[Start of Attachment]

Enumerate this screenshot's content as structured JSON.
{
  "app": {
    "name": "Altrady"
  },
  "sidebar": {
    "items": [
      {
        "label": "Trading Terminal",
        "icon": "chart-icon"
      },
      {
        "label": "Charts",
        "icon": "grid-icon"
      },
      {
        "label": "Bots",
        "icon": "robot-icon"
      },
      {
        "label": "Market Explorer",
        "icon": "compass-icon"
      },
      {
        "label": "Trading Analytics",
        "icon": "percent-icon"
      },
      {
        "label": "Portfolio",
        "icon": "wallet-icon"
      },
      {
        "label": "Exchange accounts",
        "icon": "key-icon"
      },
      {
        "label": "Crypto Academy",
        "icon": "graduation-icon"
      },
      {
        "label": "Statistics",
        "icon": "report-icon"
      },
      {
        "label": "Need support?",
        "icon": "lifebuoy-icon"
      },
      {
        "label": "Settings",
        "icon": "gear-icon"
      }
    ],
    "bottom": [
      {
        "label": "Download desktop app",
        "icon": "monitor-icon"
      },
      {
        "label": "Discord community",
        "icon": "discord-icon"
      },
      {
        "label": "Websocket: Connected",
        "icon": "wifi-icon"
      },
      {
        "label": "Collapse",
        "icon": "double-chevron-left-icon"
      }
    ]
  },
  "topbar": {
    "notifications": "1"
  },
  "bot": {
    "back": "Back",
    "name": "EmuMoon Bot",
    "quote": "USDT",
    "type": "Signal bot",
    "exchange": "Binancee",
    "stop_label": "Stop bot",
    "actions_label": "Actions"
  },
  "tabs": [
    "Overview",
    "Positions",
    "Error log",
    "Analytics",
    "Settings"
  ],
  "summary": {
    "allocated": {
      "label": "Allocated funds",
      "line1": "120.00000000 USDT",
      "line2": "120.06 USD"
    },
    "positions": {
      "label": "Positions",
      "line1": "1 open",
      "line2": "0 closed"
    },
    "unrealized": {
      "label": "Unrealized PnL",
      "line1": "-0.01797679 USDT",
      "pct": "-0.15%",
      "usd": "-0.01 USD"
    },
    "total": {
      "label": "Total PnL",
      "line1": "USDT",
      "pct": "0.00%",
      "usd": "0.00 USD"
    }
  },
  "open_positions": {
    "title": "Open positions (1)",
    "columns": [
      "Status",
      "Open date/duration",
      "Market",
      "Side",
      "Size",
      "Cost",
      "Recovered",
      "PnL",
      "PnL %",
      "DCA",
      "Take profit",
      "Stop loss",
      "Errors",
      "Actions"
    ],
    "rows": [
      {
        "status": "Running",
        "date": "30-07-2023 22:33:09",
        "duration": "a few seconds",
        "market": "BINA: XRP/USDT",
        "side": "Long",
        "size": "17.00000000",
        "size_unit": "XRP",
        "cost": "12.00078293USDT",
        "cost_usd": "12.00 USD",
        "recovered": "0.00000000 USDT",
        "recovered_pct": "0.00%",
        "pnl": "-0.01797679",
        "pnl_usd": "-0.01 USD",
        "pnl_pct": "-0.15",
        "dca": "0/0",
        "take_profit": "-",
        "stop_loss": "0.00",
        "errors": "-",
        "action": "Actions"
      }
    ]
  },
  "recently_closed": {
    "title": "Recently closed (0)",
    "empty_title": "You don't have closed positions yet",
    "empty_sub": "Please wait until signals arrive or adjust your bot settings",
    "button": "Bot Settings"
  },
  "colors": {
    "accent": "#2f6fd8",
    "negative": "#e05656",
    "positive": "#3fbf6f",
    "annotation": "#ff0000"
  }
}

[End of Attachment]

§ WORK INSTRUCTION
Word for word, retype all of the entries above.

§ FINAL ANSWER
Enumerate this screenshot's content as structured JSON.
{
  "app": {
    "name": "Altrady"
  },
  "sidebar": {
    "items": [
      {
        "label": "Trading Terminal",
        "icon": "chart-icon"
      },
      {
        "label": "Charts",
        "icon": "grid-icon"
      },
      {
        "label": "Bots",
        "icon": "robot-icon"
      },
      {
        "label": "Market Explorer",
        "icon": "compass-icon"
      },
      {
        "label": "Trading Analytics",
        "icon": "percent-icon"
      },
      {
        "label": "Portfolio",
        "icon": "wallet-icon"
      },
      {
        "label": "Exchange accounts",
        "icon": "key-icon"
      },
      {
        "label": "Crypto Academy",
        "icon": "graduation-icon"
      },
      {
        "label": "Statistics",
        "icon": "report-icon"
      },
      {
        "label": "Need support?",
        "icon": "lifebuoy-icon"
      },
      {
        "label": "Settings",
        "icon": "gear-icon"
      }
    ],
    "bottom": [
      {
        "label": "Download desktop app",
        "icon": "monitor-icon"
      },
      {
        "label": "Discord community",
        "icon": "discord-icon"
      },
      {
        "label": "Websocket: Connected",
        "icon": "wifi-icon"
      },
      {
        "label": "Collapse",
        "icon": "double-chevron-left-icon"
      }
    ]
  },
  "topbar": {
    "notifications": "1"
  },
  "bot": {
    "back": "Back",
    "name": "EmuMoon Bot",
    "quote": "USDT",
    "type": "Signal bot",
    "exchange": "Binancee",
    "stop_label": "Stop bot",
    "actions_label": "Actions"
  },
  "tabs": [
    "Overview",
    "Positions",
    "Error log",
    "Analytics",
    "Settings"
  ],
  "summary": {
    "allocated": {
      "label": "Allocated funds",
      "line1": "120.00000000 USDT",
      "line2": "120.06 USD"
    },
    "positions": {
      "label": "Positions",
      "line1": "1 open",
      "line2": "0 closed"
    },
    "unrealized": {
      "label": "Unrealized PnL",
      "line1": "-0.01797679 USDT",
      "pct": "-0.15%",
      "usd": "-0.01 USD"
    },
    "total": {
      "label": "Total PnL",
      "line1": "USDT",
      "pct": "0.00%",
      "usd": "0.00 USD"
    }
  },
  "open_positions": {
    "title": "Open positions (1)",
    "columns": [
      "Status",
      "Open date/duration",
      "Market",
      "Side",
      "Size",
      "Cost",
      "Recovered",
      "PnL",
      "PnL %",
      "DCA",
      "Take profit",
      "Stop loss",
      "Errors",
      "Actions"
    ],
    "rows": [
      {
        "status": "Running",
        "date": "30-07-2023 22:33:09",
        "duration": "a few seconds",
        "market": "BINA: XRP/USDT",
        "side": "Long",
        "size": "17.00000000",
        "size_unit": "XRP",
        "cost": "12.00078293USDT",
        "cost_usd": "12.00 USD",
        "recovered": "0.00000000 USDT",
        "recovered_pct": "0.00%",
        "pnl": "-0.01797679",
        "pnl_usd": "-0.01 USD",
        "pnl_pct": "-0.15",
        "dca": "0/0",
        "take_profit": "-",
        "stop_loss": "0.00",
        "errors": "-",
        "action": "Actions"
      }
    ]
  },
  "recently_closed": {
    "title": "Recently closed (0)",
    "empty_title": "You don't have closed positions yet",
    "empty_sub": "Please wait until signals arrive or adjust your bot settings",
    "button": "Bot Settings"
  },
  "colors": {
    "accent": "#2f6fd8",
    "negative": "#e05656",
    "positive": "#3fbf6f",
    "annotation": "#ff0000"
  }
}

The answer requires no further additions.